Research

Mountain biodiversity and the SDGs

Background, objectives, and methods

Introductory movie by Linus Neulinger

Background

For their coverage, human population, biological and cultural diversity, and the vital ecosystem goods and services they support, mountains are of immense ecological, cultural, and socio-economic importance. However, the combination of increasing global demographic and economic pressure and high biodiversity and ecosystems service value also makes them particularly vulnerable. Accordingly, ecologically sustainable socio-economic development in mountains has become a necessity and the Sustainable Development Goals (SDG) have been adopted as a useful tool to guide this process.
This project contributes to a better understanding of the specific challenges associated with the sustainable management and conservation of mountain biodiversity (SDG 15.4) in the context of competing development goals, limited resources, and complex governance structures.

Objectives

  • To assess the status and trends in human wellbeing, biodiversity, ecosystems, and ecosystem services in mountains at global, national, and subnational level using the assessment framework of the Intergovernmental Science-Policy Platform on Biodiversity and Ecosystem Services (IPBES)
  • To study the strength and directionality of interactions between biodiversity-explicit SDG targets and other SDG targets in mountains at global, national, and subnational level, and identify synergies
  • To identify the role of the context provided by governance, economic, technological, social-ecological, cultural, and environmental factors in forming these interactions
  • To provide the acquired knowledge to key stakeholder groups and enable a knowledge-based evaluation of opportunities to implement coherent measures towards environmentally sustainable socio-economic development

Methodology

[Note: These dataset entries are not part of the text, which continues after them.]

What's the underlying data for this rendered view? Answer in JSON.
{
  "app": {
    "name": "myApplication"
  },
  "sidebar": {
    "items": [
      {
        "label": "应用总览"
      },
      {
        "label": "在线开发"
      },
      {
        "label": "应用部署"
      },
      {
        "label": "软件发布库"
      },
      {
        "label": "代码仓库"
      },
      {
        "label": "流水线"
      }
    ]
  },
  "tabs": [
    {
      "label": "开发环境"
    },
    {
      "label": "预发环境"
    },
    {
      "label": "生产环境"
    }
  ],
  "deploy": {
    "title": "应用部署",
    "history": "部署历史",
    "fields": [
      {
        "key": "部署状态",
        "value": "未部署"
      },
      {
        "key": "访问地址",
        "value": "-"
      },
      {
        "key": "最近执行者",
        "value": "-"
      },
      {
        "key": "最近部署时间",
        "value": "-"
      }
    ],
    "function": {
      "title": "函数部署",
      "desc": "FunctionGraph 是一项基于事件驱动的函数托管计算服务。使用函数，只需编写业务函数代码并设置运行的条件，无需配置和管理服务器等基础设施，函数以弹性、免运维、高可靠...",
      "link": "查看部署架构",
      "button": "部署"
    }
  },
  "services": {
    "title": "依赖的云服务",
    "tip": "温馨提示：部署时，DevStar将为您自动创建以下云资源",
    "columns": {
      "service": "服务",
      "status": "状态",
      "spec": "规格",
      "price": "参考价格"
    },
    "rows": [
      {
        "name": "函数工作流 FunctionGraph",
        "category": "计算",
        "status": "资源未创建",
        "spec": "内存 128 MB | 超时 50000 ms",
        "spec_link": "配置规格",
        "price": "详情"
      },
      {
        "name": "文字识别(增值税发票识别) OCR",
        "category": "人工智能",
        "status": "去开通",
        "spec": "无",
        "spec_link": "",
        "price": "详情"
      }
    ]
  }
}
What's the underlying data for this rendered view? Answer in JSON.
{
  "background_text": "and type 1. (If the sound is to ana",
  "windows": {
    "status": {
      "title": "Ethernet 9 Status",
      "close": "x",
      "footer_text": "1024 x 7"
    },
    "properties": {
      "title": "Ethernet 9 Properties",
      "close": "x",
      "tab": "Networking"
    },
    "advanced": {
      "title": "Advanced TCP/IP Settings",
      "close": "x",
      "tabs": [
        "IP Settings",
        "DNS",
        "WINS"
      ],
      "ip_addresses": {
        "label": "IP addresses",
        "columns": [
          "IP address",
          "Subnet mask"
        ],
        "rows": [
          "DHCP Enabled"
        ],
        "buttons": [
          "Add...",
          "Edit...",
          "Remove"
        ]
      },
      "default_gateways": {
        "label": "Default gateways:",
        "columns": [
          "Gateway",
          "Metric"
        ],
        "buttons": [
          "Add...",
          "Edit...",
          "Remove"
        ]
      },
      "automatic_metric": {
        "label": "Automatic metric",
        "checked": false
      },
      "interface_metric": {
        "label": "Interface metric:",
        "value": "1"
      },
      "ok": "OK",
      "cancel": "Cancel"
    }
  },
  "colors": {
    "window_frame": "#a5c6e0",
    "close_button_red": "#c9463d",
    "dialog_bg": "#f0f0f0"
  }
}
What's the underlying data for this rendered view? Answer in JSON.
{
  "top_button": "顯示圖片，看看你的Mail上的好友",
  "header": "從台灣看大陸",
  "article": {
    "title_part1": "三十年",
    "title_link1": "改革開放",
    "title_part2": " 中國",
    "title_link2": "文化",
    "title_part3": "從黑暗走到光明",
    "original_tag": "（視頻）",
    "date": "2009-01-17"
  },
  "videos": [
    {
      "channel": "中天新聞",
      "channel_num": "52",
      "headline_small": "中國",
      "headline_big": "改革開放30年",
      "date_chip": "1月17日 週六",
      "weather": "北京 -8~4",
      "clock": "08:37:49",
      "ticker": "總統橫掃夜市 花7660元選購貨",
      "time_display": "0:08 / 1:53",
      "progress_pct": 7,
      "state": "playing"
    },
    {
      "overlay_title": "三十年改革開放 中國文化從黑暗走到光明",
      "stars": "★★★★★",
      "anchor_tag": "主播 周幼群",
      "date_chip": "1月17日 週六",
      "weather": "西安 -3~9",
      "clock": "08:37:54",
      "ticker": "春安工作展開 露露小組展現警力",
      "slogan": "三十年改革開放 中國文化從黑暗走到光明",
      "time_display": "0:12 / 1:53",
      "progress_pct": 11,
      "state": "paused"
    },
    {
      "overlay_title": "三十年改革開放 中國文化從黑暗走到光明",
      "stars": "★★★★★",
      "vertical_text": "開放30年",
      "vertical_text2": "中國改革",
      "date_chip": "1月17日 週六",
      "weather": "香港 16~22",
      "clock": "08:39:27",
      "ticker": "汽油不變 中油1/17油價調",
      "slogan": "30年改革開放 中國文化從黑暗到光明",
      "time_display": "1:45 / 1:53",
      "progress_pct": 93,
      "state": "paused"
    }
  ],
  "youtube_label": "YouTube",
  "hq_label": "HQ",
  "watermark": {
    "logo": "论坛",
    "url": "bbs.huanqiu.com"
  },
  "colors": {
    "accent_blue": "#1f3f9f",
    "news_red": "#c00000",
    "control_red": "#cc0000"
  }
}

Study design: the project follows a spatially stratified design with data collected, analysed, and compared at global, national (Tanzania, Nepal, Bolivia), and subnational scales. Study sites at the subnational level cover an elevation gradient, from foothills to as high as people range, and a land-use intensity gradient, from natural/protected to heavily used. These gradients will serve to understand the impact of context-specific factors on the relationship between nature and people, and on community-wide perceptions and interpretations of sustainable development priorities.

Data collection: data collection will consist in the compilation of spatially-explicit and statistical data, online surveys, literature reviews covering the elements of the IPBES framework as well as SDG-relevant information; and semi-structured interviews.